TASK OBJECTIVE:
Filter the data for lines with the word "selected" and copy those lines.

RECORDS SUPPLIED:
====

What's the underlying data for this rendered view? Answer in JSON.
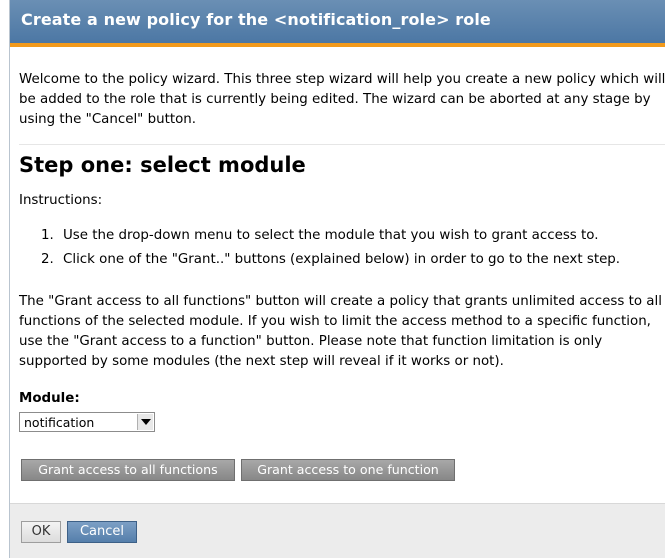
{
  "dialog": {
    "title": "Create a new policy for the <notification_role> role",
    "intro": "Welcome to the policy wizard. This three step wizard will help you create a new policy which will be added to the role that is currently being edited. The wizard can be aborted at any stage by using the \"Cancel\" button.",
    "step_heading": "Step one: select module",
    "instructions_label": "Instructions:",
    "steps": [
      {
        "num": "1.",
        "text": "Use the drop-down menu to select the module that you wish to grant access to."
      },
      {
        "num": "2.",
        "text": "Click one of the \"Grant..\" buttons (explained below) in order to go to the next step."
      }
    ],
    "explanation": "The \"Grant access to all functions\" button will create a policy that grants unlimited access to all functions of the selected module. If you wish to limit the access method to a specific function, use the \"Grant access to a function\" button. Please note that function limitation is only supported by some modules (the next step will reveal if it works or not).",
    "module_label": "Module:",
    "module_select": {
      "value": "notification"
    },
    "buttons": {
      "grant_all": "Grant access to all functions",
      "grant_one": "Grant access to one function",
      "ok": "OK",
      "cancel": "Cancel"
    }
  },
  "colors": {
    "title_bar": "#577fab",
    "title_accent": "#f29a1c",
    "footer": "#ececec",
    "grant_button": "#999999",
    "cancel_button": "#6a8fb8"
  },
  "icons": {
    "select_arrow": "chevron-down-icon"
  }
}
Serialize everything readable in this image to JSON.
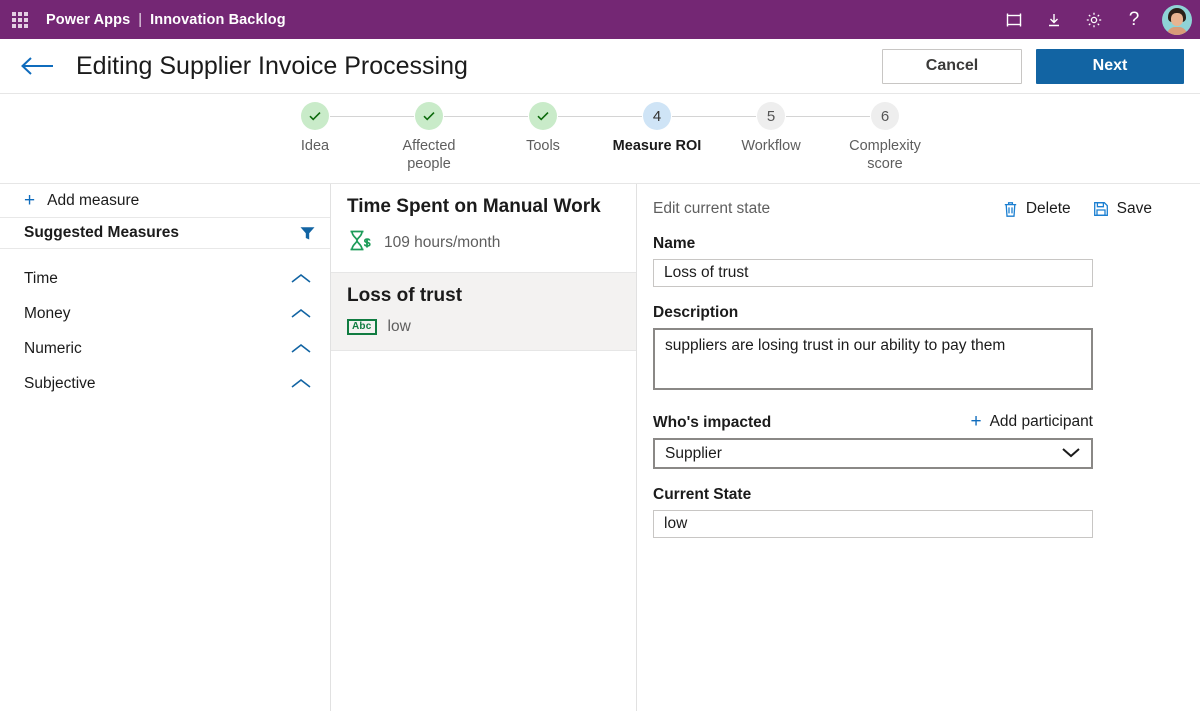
{
  "suite_bar": {
    "waffle": "app-launcher-icon",
    "product": "Power Apps",
    "separator": "|",
    "app_name": "Innovation Backlog",
    "icons": [
      {
        "name": "frame-icon",
        "label": "Frame"
      },
      {
        "name": "download-icon",
        "label": "Download"
      },
      {
        "name": "gear-icon",
        "label": "Settings"
      },
      {
        "name": "help-icon",
        "label": "?"
      }
    ],
    "avatar": "user-avatar",
    "background": "#742774"
  },
  "title_bar": {
    "back": "back-arrow-icon",
    "title": "Editing Supplier Invoice Processing",
    "cancel_label": "Cancel",
    "next_label": "Next",
    "primary_color": "#1264a3"
  },
  "stepper": {
    "steps": [
      {
        "num": "1",
        "label": "Idea",
        "state": "done"
      },
      {
        "num": "2",
        "label": "Affected people",
        "state": "done"
      },
      {
        "num": "3",
        "label": "Tools",
        "state": "done"
      },
      {
        "num": "4",
        "label": "Measure ROI",
        "state": "current"
      },
      {
        "num": "5",
        "label": "Workflow",
        "state": "todo"
      },
      {
        "num": "6",
        "label": "Complexity score",
        "state": "todo"
      }
    ],
    "done_color": "#c9ebc9",
    "current_color": "#cfe4f6",
    "todo_color": "#eeeeee"
  },
  "sidebar": {
    "add_measure_label": "Add measure",
    "header": "Suggested Measures",
    "filter_icon": "filter-icon",
    "categories": [
      {
        "label": "Time",
        "expanded": true
      },
      {
        "label": "Money",
        "expanded": true
      },
      {
        "label": "Numeric",
        "expanded": true
      },
      {
        "label": "Subjective",
        "expanded": true
      }
    ]
  },
  "measures": [
    {
      "title": "Time Spent on Manual Work",
      "icon": "hourglass-dollar-icon",
      "value": "109 hours/month",
      "selected": false
    },
    {
      "title": "Loss of trust",
      "icon": "abc-text-icon",
      "value": "low",
      "selected": true
    }
  ],
  "detail": {
    "header": "Edit current state",
    "delete_label": "Delete",
    "save_label": "Save",
    "name_label": "Name",
    "name_value": "Loss of trust",
    "description_label": "Description",
    "description_value": "suppliers are losing trust in our ability to pay them",
    "impacted_label": "Who's impacted",
    "add_participant_label": "Add participant",
    "participant_value": "Supplier",
    "current_state_label": "Current State",
    "current_state_value": "low"
  }
}
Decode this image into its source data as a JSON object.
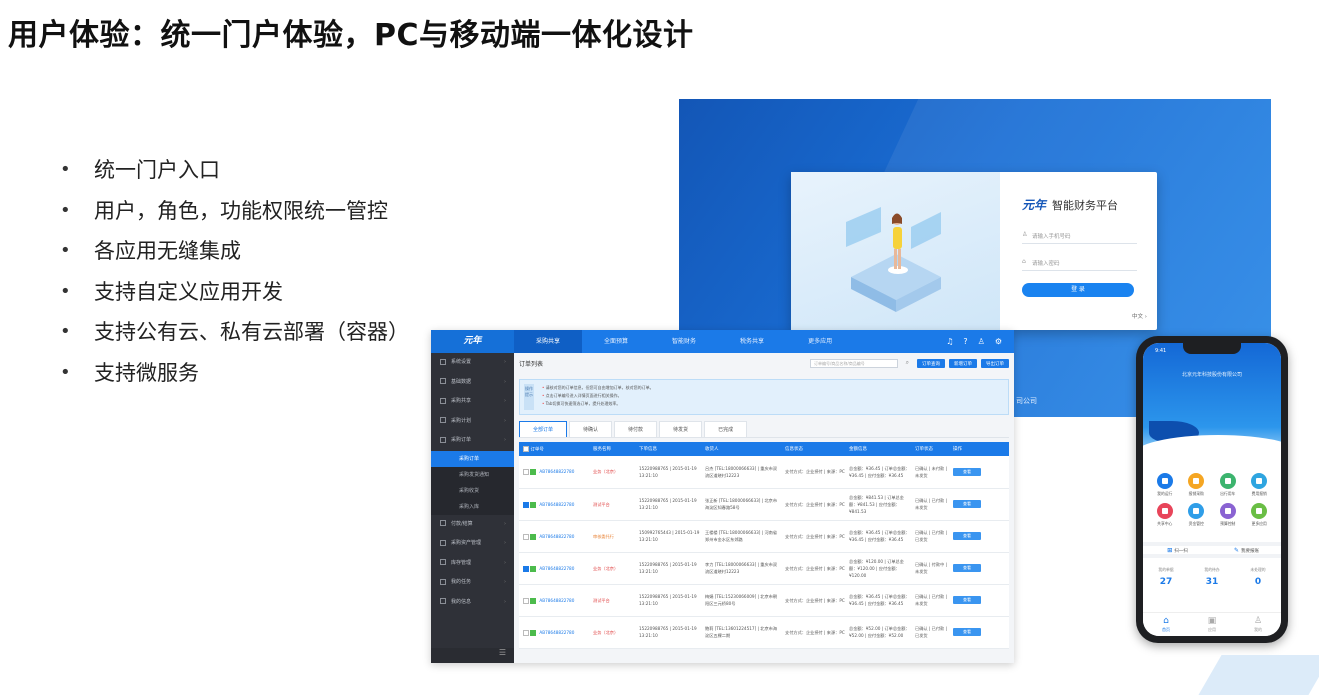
{
  "slide": {
    "title": "用户体验：统一门户体验，PC与移动端一体化设计",
    "bullets": [
      "统一门户入口",
      "用户，角色，功能权限统一管控",
      "各应用无缝集成",
      "支持自定义应用开发",
      "支持公有云、私有云部署（容器）",
      "支持微服务"
    ]
  },
  "login": {
    "logo": "元年",
    "title": "智能财务平台",
    "username_placeholder": "请输入手机号码",
    "password_placeholder": "请输入密码",
    "login_button": "登 录",
    "language": "中文",
    "footer_text": "司公司"
  },
  "admin": {
    "logo": "元年",
    "nav": [
      "采购共享",
      "全面预算",
      "智能财务",
      "税务共享",
      "更多应用"
    ],
    "sidebar": {
      "items_top": [
        "系统设置",
        "基础数据",
        "采购共享",
        "采购计划",
        "采购订单"
      ],
      "sub_items": [
        "采购订单",
        "采购发货通知",
        "采购收货",
        "采购入库"
      ],
      "items_bottom": [
        "付款/结算",
        "采购资产管理",
        "库存管理",
        "我的任务",
        "我的信息"
      ]
    },
    "page_title": "订单列表",
    "search_placeholder": "订单编号/商品名称/商品编号",
    "buttons": [
      "订单查询",
      "新增订单",
      "导出订单"
    ],
    "note_label": "操作提示",
    "notes": [
      "请核对您的订单信息，但您可自由增加订单，核对您的订单。",
      "点击订单编号进入详情页面进行相关操作。",
      "Tab切换可快速筛选订单，提升处理效率。"
    ],
    "tabs": [
      "全部订单",
      "待确认",
      "待付款",
      "待发货",
      "已完成"
    ],
    "table": {
      "headers": [
        "订单号",
        "服务名称",
        "下单信息",
        "收货人",
        "信息状态",
        "金额信息",
        "订单状态",
        "操作"
      ],
      "rows": [
        {
          "checked": false,
          "order": "AB78648822780",
          "service": "业务（北京）",
          "service_color": "red",
          "time": "15220988765 | 2015-01-19 13:21:10",
          "receiver": "吕杰 [TEL:18000066633] | 重庆市双流区道晓村12223",
          "info": "支付方式：企业授付 | 来源：PC",
          "amount": "总金额：¥36.45 | 订单总金额：¥36.45 | 应付金额：¥36.45",
          "status": "已确认 | 未付款 | 未发货",
          "op": "查看"
        },
        {
          "checked": true,
          "order": "AB78648822780",
          "service": "测试平台",
          "service_color": "red",
          "time": "15220988765 | 2015-01-19 13:21:10",
          "receiver": "张正新 [TEL:18000066633] | 北京市海淀区知春路58号",
          "info": "支付方式：企业授付 | 来源：PC",
          "amount": "总金额：¥841.53 | 订单总金额：¥841.53 | 应付金额：¥841.53",
          "status": "已确认 | 已付款 | 未发货",
          "op": "查看"
        },
        {
          "checked": false,
          "order": "AB78648822780",
          "service": "审核委托行",
          "service_color": "orange",
          "time": "150992765443 | 2015-01-19 13:21:10",
          "receiver": "王楼楼 [TEL:18000066633] | 河南省郑州市金水区东郊路",
          "info": "支付方式：企业授付 | 来源：PC",
          "amount": "总金额：¥36.45 | 订单总金额：¥36.45 | 应付金额：¥36.45",
          "status": "已确认 | 已付款 | 已发货",
          "op": "查看"
        },
        {
          "checked": true,
          "order": "AB78648822780",
          "service": "业务（北京）",
          "service_color": "red",
          "time": "15220988765 | 2015-01-19 13:21:10",
          "receiver": "李力 [TEL:18000066633] | 重庆市双流区道晓村12223",
          "info": "支付方式：企业授付 | 来源：PC",
          "amount": "总金额：¥120.00 | 订单总金额：¥120.00 | 应付金额：¥120.00",
          "status": "已确认 | 付款中 | 未发货",
          "op": "查看"
        },
        {
          "checked": false,
          "order": "AB78648822780",
          "service": "测试平台",
          "service_color": "red",
          "time": "15220988765 | 2015-01-19 13:21:10",
          "receiver": "梅娟 [TEL:15230066009] | 北京市朝阳区三元桥80号",
          "info": "支付方式：企业授付 | 来源：PC",
          "amount": "总金额：¥36.45 | 订单总金额：¥36.45 | 应付金额：¥36.45",
          "status": "已确认 | 已付款 | 未发货",
          "op": "查看"
        },
        {
          "checked": false,
          "order": "AB78648822780",
          "service": "业务（北京）",
          "service_color": "red",
          "time": "15220988765 | 2015-01-19 13:21:10",
          "receiver": "鲍莉 [TEL:13601224517] | 北京市海淀区五棵二期",
          "info": "支付方式：企业授付 | 来源：PC",
          "amount": "总金额：¥52.00 | 订单总金额：¥52.00 | 应付金额：¥52.00",
          "status": "已确认 | 已付款 | 已发货",
          "op": "查看"
        }
      ]
    }
  },
  "phone": {
    "status_time": "9:41",
    "title": "北京元年科技股份有限公司",
    "apps": [
      {
        "label": "我的运行",
        "color": "#1b7ae8"
      },
      {
        "label": "报销采购",
        "color": "#f5a623"
      },
      {
        "label": "出行用车",
        "color": "#3cb46e"
      },
      {
        "label": "费用报销",
        "color": "#2fa5e0"
      },
      {
        "label": "共享中心",
        "color": "#e8455a"
      },
      {
        "label": "资金管控",
        "color": "#2f9ee8"
      },
      {
        "label": "预算控制",
        "color": "#8a63d2"
      },
      {
        "label": "更多应用",
        "color": "#6abe45"
      }
    ],
    "quick": [
      {
        "icon": "⊞",
        "label": "扫一扫"
      },
      {
        "icon": "✎",
        "label": "我要报账"
      }
    ],
    "stats": [
      {
        "label": "我的单据",
        "value": "27"
      },
      {
        "label": "我的待办",
        "value": "31"
      },
      {
        "label": "未处理的",
        "value": "0"
      }
    ],
    "tabs": [
      "首页",
      "应用",
      "我的"
    ]
  }
}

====

RESPONSE FOR THIS EXERCISE:
    "explanation": "The \"Grant access to all functions\" button will create a policy that grants unlimited access to all functions of the selected module. If you wish to limit the access method to a specific function, use the \"Grant access to a function\" button. Please note that function limitation is only supported by some modules (the next step will reveal if it works or not).",
      "selected": false
      "selected": true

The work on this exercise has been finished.